In full and without deviation, reproduce the records that follow.
--- INPUT DATA Enclosed Below ---
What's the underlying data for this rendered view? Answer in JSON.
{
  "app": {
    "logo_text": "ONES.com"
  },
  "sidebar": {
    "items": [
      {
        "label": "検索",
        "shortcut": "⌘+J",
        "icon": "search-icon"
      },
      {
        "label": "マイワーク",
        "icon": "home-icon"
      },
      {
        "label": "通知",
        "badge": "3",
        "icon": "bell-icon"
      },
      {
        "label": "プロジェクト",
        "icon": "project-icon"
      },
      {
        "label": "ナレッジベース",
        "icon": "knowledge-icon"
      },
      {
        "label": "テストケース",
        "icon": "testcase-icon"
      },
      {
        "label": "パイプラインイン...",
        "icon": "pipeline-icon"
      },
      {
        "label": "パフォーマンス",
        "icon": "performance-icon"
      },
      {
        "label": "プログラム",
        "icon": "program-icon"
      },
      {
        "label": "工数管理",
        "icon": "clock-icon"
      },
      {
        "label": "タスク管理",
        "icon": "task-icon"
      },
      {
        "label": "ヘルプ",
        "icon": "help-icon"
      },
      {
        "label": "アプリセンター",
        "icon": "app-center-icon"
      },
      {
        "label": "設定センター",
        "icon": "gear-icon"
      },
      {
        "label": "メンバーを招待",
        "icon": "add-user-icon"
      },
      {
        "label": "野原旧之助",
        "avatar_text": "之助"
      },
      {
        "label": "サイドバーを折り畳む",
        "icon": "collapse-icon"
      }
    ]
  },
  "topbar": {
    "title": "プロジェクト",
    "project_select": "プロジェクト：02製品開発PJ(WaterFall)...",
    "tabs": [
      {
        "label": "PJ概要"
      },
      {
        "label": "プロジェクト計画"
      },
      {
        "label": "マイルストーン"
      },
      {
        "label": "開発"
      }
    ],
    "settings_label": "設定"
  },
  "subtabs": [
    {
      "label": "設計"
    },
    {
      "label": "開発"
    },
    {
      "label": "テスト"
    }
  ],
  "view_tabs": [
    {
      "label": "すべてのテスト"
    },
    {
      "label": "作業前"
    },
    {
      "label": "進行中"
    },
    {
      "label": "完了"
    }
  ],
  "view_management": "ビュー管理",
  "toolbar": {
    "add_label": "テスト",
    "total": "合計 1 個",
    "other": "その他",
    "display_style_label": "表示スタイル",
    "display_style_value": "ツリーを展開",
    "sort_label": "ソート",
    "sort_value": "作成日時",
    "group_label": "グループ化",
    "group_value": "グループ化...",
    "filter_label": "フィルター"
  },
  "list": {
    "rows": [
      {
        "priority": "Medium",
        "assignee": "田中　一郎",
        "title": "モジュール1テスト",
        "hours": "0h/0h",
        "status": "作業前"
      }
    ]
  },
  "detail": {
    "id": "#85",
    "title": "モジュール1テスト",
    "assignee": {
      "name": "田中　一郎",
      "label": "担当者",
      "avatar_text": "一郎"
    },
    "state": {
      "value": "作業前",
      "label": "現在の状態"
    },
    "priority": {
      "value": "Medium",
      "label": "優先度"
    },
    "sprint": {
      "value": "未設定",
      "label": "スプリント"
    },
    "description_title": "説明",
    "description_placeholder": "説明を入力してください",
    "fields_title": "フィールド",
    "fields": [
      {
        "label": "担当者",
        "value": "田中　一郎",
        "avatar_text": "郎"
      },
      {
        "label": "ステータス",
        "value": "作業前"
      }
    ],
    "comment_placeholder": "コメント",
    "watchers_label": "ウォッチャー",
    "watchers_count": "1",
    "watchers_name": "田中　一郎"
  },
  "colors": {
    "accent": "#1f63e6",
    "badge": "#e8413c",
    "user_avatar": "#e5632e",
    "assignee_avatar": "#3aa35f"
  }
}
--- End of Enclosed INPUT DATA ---
**YOUR SOLUTION**
What's the underlying data for this rendered view? Answer in JSON.
{
  "app": {
    "logo_text": "ONES.com"
  },
  "sidebar": {
    "items": [
      {
        "label": "検索",
        "shortcut": "⌘+J",
        "icon": "search-icon"
      },
      {
        "label": "マイワーク",
        "icon": "home-icon"
      },
      {
        "label": "通知",
        "badge": "3",
        "icon": "bell-icon"
      },
      {
        "label": "プロジェクト",
        "icon": "project-icon"
      },
      {
        "label": "ナレッジベース",
        "icon": "knowledge-icon"
      },
      {
        "label": "テストケース",
        "icon": "testcase-icon"
      },
      {
        "label": "パイプラインイン...",
        "icon": "pipeline-icon"
      },
      {
        "label": "パフォーマンス",
        "icon": "performance-icon"
      },
      {
        "label": "プログラム",
        "icon": "program-icon"
      },
      {
        "label": "工数管理",
        "icon": "clock-icon"
      },
      {
        "label": "タスク管理",
        "icon": "task-icon"
      },
      {
        "label": "ヘルプ",
        "icon": "help-icon"
      },
      {
        "label": "アプリセンター",
        "icon": "app-center-icon"
      },
      {
        "label": "設定センター",
        "icon": "gear-icon"
      },
      {
        "label": "メンバーを招待",
        "icon": "add-user-icon"
      },
      {
        "label": "野原旧之助",
        "avatar_text": "之助"
      },
      {
        "label": "サイドバーを折り畳む",
        "icon": "collapse-icon"
      }
    ]
  },
  "topbar": {
    "title": "プロジェクト",
    "project_select": "プロジェクト：02製品開発PJ(WaterFall)...",
    "tabs": [
      {
        "label": "PJ概要"
      },
      {
        "label": "プロジェクト計画"
      },
      {
        "label": "マイルストーン"
      },
      {
        "label": "開発"
      }
    ],
    "settings_label": "設定"
  },
  "subtabs": [
    {
      "label": "設計"
    },
    {
      "label": "開発"
    },
    {
      "label": "テスト"
    }
  ],
  "view_tabs": [
    {
      "label": "すべてのテスト"
    },
    {
      "label": "作業前"
    },
    {
      "label": "進行中"
    },
    {
      "label": "完了"
    }
  ],
  "view_management": "ビュー管理",
  "toolbar": {
    "add_label": "テスト",
    "total": "合計 1 個",
    "other": "その他",
    "display_style_label": "表示スタイル",
    "display_style_value": "ツリーを展開",
    "sort_label": "ソート",
    "sort_value": "作成日時",
    "group_label": "グループ化",
    "group_value": "グループ化...",
    "filter_label": "フィルター"
  },
  "list": {
    "rows": [
      {
        "priority": "Medium",
        "assignee": "田中　一郎",
        "title": "モジュール1テスト",
        "hours": "0h/0h",
        "status": "作業前"
      }
    ]
  },
  "detail": {
    "id": "#85",
    "title": "モジュール1テスト",
    "assignee": {
      "name": "田中　一郎",
      "label": "担当者",
      "avatar_text": "一郎"
    },
    "state": {
      "value": "作業前",
      "label": "現在の状態"
    },
    "priority": {
      "value": "Medium",
      "label": "優先度"
    },
    "sprint": {
      "value": "未設定",
      "label": "スプリント"
    },
    "description_title": "説明",
    "description_placeholder": "説明を入力してください",
    "fields_title": "フィールド",
    "fields": [
      {
        "label": "担当者",
        "value": "田中　一郎",
        "avatar_text": "郎"
      },
      {
        "label": "ステータス",
        "value": "作業前"
      }
    ],
    "comment_placeholder": "コメント",
    "watchers_label": "ウォッチャー",
    "watchers_count": "1",
    "watchers_name": "田中　一郎"
  },
  "colors": {
    "accent": "#1f63e6",
    "badge": "#e8413c",
    "user_avatar": "#e5632e",
    "assignee_avatar": "#3aa35f"
  }
}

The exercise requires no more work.